Maps used by the government to highlight areas of risk

Portugal “with less than 100 in ICUs”, Rt and incidence levels stabilising

Portugal’s Friday Covid bulletin shows that numbers in hospital continue to fall; the Rt number has stabilised below 1 – and incidence levels are falling.

It’s a ‘landmark day’ for intensive care units (now with only 98 patients). They haven’t been below 100 Covid patients since last September.

As for numbers in the last 24-hours, these include one death, 506 new cases, 580 ‘recoveries’, the Rt (transmission) number holding steady under 1 at 0.98 on the mainland (0.99 if archipelagos are taken into account), and transmission down a tad to 68.3 cases per 100,000 on the mainland (72.1 if archipelagos are included).

It’s good news for practically everyone, except some of the boroughs battling to bring down numbers and re-enter the race to deconfinement.

Right now we have four boroughs back at the ‘phase one’ of deconfinement (meaning cafés, restaurants and commerce are once again closed), six ‘suspended’ in phase two (meaning cafés, restaurants and shops are running, but with huge limitations) and 13 enjoying phase three, but on ‘alert’.

Of these 23 ‘concelhos’ quite a few have not yet managed to bring their numbers under control.

Of the four areas forced backwards at the last evaluation: Portimão is still on 306 cases per 100,000 (authorities red line is 120 cases per 100,000); Odemira is on 991. Moura and Rio Maior have brought their incidence levels down massively to 153 and 137 respectively. This will almost certainly mean they are given the go-ahead to advance once more into stage two. With luck Portimão will be too. But Odemira could be ‘stuck’ where it is – due, we have been told, to a large number of cases being detected among immigrant workers on the multiplicity of Costa Vincentina intensive agriculture projects.

Of the six areas in ‘suspension’, almost all seem to have got their numbers back under control, if not exactly at 120 cases per 100,000. Albufeira in the Algarve, for example, is on 153 cases. Only Carregal and Penela are still running with over 200 cases per 100,000. It may be that all six go forwards when the government and experts reconsider numbers at the next Infarmed meeting on Tuesday.

But when it comes to the 13 boroughs ‘on alert’, Aljezur in the western Algarve and Resende in Viseu if anything appear to be in a worse situation than they were two weeks ago. It is not a situation of real case numbers (Aljezur has 28 agricultural workers testing positive in a borough that has many more than the 5,884 people registered in the last census 11 years ago spread over 323.50 sq km; Resende albeit more densely populated and half the sq metre size of Aljezur, has 31 active cases). But with the numbers as they are, both face ‘suspension’ at the very least, or ‘going backwards’ to the point that restaurants that just reopened their interiors will have to shut them again.

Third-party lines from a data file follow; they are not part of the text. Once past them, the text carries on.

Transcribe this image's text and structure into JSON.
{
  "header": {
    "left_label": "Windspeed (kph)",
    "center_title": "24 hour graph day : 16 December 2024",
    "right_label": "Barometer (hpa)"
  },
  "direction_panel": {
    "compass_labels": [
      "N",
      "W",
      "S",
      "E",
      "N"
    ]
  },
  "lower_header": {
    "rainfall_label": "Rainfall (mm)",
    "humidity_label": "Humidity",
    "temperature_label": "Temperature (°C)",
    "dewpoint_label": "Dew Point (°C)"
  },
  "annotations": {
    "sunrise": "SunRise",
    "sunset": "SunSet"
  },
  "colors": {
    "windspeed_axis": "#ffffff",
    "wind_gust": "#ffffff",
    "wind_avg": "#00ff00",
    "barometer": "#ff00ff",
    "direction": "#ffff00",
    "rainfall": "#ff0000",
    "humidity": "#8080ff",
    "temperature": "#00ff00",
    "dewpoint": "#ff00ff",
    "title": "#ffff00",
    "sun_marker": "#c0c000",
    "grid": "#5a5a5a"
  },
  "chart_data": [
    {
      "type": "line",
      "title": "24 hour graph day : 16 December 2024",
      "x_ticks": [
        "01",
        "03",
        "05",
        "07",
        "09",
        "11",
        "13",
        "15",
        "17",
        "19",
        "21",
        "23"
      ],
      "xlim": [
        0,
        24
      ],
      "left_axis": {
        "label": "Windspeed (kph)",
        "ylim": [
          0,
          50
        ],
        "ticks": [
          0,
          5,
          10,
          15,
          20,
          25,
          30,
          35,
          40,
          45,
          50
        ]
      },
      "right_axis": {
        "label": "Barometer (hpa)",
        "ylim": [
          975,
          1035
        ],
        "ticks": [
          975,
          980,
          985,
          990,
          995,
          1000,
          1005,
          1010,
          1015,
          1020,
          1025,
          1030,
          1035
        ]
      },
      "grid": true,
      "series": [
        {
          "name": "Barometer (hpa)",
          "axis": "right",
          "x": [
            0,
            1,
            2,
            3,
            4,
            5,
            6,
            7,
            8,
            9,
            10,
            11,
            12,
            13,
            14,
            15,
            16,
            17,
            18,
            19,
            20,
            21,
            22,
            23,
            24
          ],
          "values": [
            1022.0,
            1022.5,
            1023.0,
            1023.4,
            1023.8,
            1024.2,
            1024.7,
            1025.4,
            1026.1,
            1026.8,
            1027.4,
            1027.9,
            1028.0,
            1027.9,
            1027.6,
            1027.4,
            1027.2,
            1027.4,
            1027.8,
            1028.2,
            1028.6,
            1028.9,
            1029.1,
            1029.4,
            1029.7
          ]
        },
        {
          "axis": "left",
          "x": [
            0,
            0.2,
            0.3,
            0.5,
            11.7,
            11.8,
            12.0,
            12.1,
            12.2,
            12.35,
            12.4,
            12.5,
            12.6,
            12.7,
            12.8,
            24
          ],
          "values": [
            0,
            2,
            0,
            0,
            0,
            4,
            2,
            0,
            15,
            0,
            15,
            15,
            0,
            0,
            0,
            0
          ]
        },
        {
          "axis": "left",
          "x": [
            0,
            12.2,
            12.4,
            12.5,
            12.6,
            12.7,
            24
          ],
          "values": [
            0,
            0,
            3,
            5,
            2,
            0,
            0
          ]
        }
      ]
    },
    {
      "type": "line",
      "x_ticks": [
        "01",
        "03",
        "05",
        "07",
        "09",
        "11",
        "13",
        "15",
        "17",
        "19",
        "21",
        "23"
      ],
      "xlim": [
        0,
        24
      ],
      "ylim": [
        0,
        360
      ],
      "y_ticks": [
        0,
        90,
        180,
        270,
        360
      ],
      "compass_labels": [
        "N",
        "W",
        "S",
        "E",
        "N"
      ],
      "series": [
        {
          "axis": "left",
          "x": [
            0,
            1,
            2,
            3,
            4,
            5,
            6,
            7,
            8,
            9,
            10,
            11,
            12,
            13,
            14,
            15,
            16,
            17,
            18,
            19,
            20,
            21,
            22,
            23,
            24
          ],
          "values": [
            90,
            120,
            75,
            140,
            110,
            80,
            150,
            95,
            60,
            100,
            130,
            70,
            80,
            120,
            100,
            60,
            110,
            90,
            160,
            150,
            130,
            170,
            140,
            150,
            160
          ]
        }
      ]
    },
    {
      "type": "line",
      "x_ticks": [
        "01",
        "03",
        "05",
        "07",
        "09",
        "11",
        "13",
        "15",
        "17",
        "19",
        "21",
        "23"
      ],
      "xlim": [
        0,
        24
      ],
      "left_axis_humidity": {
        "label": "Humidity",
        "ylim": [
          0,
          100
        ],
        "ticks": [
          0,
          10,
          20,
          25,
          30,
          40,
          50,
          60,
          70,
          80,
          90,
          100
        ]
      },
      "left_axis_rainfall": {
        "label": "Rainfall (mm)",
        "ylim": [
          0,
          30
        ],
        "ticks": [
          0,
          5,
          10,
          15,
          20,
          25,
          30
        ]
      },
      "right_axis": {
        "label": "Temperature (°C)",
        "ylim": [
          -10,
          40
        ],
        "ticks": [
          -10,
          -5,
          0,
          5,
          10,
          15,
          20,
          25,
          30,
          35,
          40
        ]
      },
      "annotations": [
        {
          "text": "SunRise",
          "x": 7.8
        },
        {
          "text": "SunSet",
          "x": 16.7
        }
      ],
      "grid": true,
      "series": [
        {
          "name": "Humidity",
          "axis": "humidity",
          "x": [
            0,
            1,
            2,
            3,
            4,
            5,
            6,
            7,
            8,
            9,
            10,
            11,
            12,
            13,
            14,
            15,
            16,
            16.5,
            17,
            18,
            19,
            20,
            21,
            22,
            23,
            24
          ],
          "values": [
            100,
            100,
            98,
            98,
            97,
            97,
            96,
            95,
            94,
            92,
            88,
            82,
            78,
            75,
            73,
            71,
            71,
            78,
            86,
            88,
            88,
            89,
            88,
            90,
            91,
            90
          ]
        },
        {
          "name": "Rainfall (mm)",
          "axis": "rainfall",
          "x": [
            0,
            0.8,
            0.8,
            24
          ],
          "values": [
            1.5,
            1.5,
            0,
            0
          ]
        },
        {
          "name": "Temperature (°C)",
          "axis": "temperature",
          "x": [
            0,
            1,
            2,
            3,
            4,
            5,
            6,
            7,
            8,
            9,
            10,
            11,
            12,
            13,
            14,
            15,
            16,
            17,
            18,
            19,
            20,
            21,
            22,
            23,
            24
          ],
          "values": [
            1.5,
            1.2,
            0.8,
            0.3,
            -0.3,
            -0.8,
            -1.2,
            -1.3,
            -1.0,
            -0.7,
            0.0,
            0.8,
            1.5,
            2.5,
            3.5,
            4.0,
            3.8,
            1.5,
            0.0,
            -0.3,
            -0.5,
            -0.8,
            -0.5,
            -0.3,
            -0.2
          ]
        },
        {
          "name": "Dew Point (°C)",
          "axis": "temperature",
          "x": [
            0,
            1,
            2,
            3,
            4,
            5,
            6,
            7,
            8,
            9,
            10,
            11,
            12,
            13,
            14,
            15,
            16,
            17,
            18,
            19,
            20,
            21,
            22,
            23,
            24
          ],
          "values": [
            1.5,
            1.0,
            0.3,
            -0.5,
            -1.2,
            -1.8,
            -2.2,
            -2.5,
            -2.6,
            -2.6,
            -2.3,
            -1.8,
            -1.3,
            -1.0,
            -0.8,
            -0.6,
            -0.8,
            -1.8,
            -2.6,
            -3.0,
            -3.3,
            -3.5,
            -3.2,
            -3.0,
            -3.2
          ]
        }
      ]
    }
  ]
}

Almost all the other boroughs on warning have brought numbers back under control, but there are other municipalities now (some in Madeira and Azores) where infection rates have increased, so authorities will be busy working out which of these can advance to the 4th stage of deconfinement; which will have to stay where they are, and which must go backwards.

Announcements on all these questions are likely to be made next Thursday (following a meeting of the Council of Ministers).

natasha.donn@algarveresident.com